[Data about app and page elements]
........

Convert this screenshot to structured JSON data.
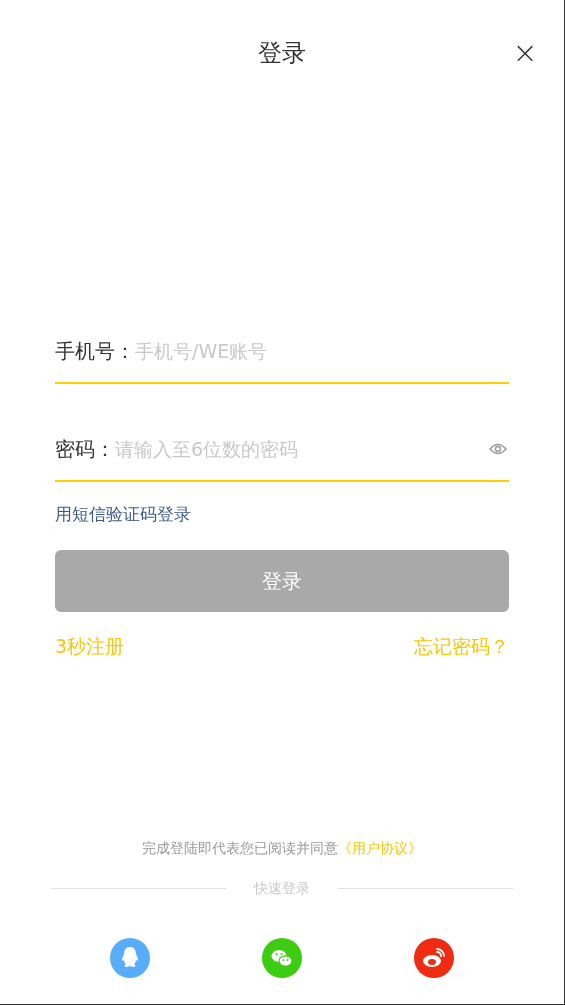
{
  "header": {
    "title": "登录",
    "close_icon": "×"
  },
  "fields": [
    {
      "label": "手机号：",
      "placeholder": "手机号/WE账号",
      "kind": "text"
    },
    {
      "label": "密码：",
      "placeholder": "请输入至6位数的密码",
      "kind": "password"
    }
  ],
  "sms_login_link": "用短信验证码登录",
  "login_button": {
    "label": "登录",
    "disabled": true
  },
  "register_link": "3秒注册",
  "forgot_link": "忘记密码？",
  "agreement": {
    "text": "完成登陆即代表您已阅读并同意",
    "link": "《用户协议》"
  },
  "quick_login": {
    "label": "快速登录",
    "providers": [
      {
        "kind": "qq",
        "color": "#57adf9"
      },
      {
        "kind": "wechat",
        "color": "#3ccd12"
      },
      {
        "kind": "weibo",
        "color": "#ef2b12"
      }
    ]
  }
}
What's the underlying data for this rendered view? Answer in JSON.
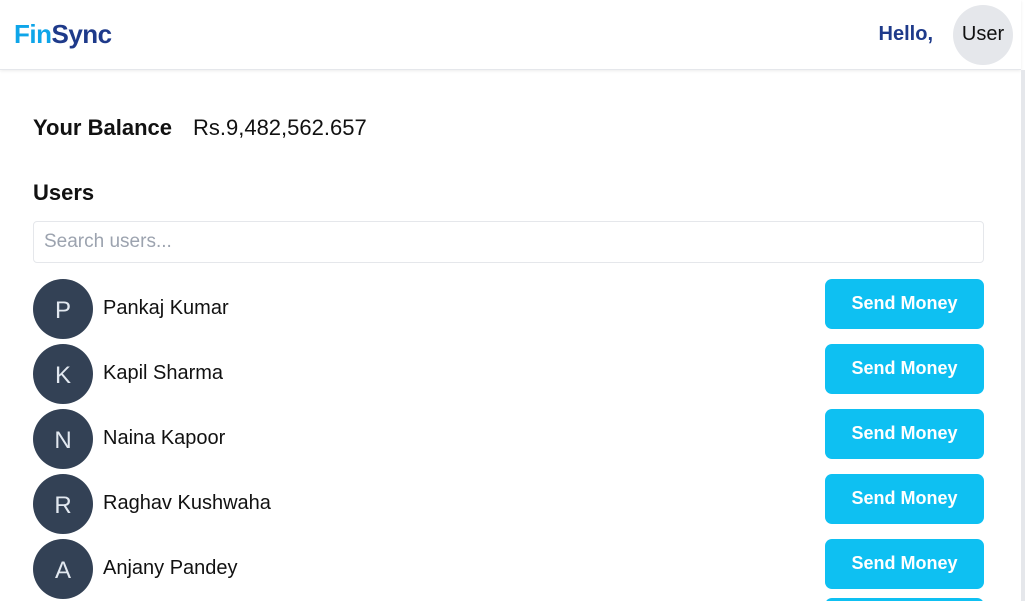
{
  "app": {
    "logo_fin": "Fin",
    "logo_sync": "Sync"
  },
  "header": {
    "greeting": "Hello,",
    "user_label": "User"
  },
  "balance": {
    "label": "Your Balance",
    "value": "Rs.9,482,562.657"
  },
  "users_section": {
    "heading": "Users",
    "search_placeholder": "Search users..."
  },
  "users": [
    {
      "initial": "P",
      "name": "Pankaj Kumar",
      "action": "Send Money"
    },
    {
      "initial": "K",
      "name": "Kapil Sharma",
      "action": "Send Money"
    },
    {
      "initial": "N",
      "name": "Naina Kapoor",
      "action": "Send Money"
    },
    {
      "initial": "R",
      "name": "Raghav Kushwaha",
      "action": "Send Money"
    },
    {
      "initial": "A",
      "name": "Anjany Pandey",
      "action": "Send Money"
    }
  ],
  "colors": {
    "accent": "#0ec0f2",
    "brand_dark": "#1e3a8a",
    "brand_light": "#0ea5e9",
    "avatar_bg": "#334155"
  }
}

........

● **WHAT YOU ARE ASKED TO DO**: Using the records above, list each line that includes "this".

● **RESULT**:
Convert this screenshot to structured JSON data.
What's the underlying data for this rendered view? Answer in JSON.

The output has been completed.